Dream and Writing (draft)
Dream and writing have often been intertwined. In the middle ages
the figure of "the dreamer" appeared in many works (including
works by Chaucer. Coleridge tried to bring the supernatural into the
natural world (Wordsworth did the opposite). His "In Xanadu did Kubla Khan"
poem supposedly came to him in a dream that was interrupted
by a commercial traveler from Purlock. Yeats carefully recorded dreams and used them repeatedly in his work. 20th century psychologists
developed theories of dream (e.g. Freud's "The Interpretation of Dreams",
1900) which influenced artists. Freud influenced Breton's Surrealism, Jung
influenced "Deep Image" poetry.
The usefulness of dream to the writer can take various forms
Winterson has talked of writers being able to "dream with their eyes open",
but if, as recently suggested, dreams are the byproduct of the brain's
attempt to file the day's memories, or the result of random neuron
activity then perhaps writers shouldn't take them too seriously. However,
many writers keep a notepad at their bedside just in case.
- The poet as Shaman can visit the dreamworld and bring back
- Unsublimated dreams may reveal psychological insights
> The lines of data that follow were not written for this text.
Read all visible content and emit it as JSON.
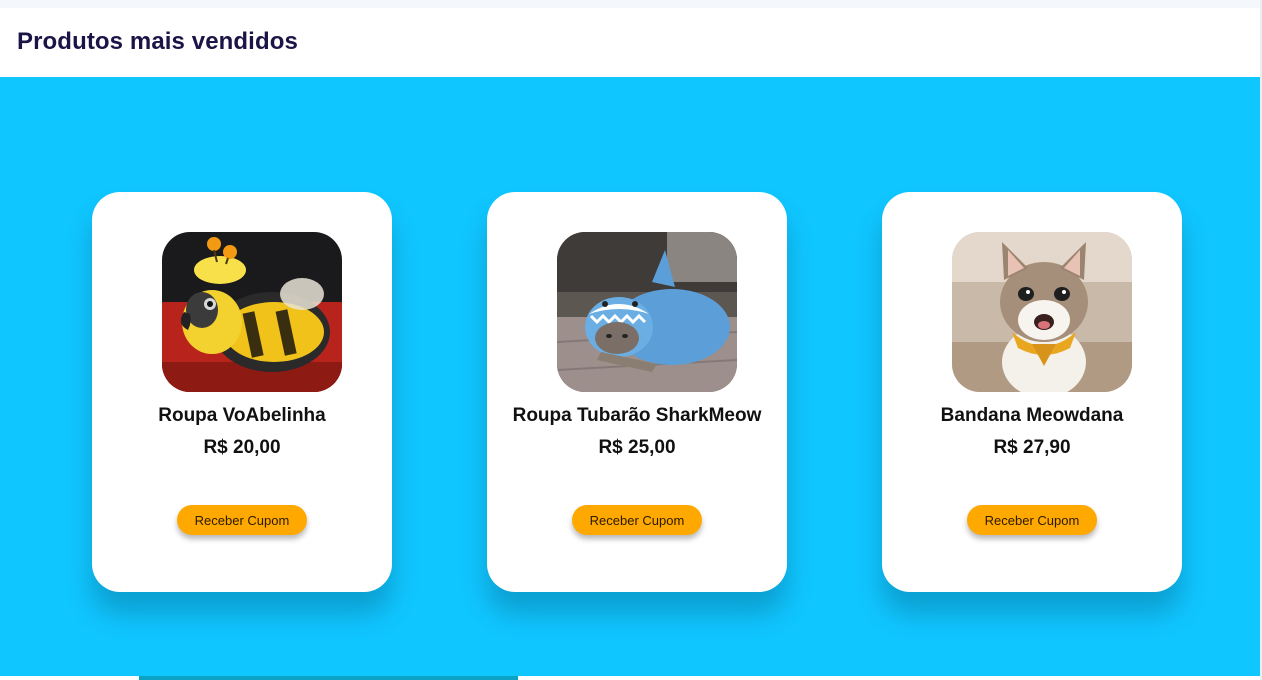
{
  "header": {
    "title": "Produtos mais vendidos"
  },
  "colors": {
    "section_bg": "#10c6ff",
    "button_bg": "#ffa800",
    "title_color": "#1b1447"
  },
  "products": [
    {
      "name": "Roupa VoAbelinha",
      "price": "R$ 20,00",
      "button_label": "Receber Cupom",
      "image": "bird-in-bee-costume"
    },
    {
      "name": "Roupa Tubarão SharkMeow",
      "price": "R$ 25,00",
      "button_label": "Receber Cupom",
      "image": "cat-in-shark-costume"
    },
    {
      "name": "Bandana Meowdana",
      "price": "R$ 27,90",
      "button_label": "Receber Cupom",
      "image": "cat-with-bandana"
    }
  ]
}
- Dreams can be used as a source of images (dreams are more pictorial
than verbal) and connections
Updated April 2000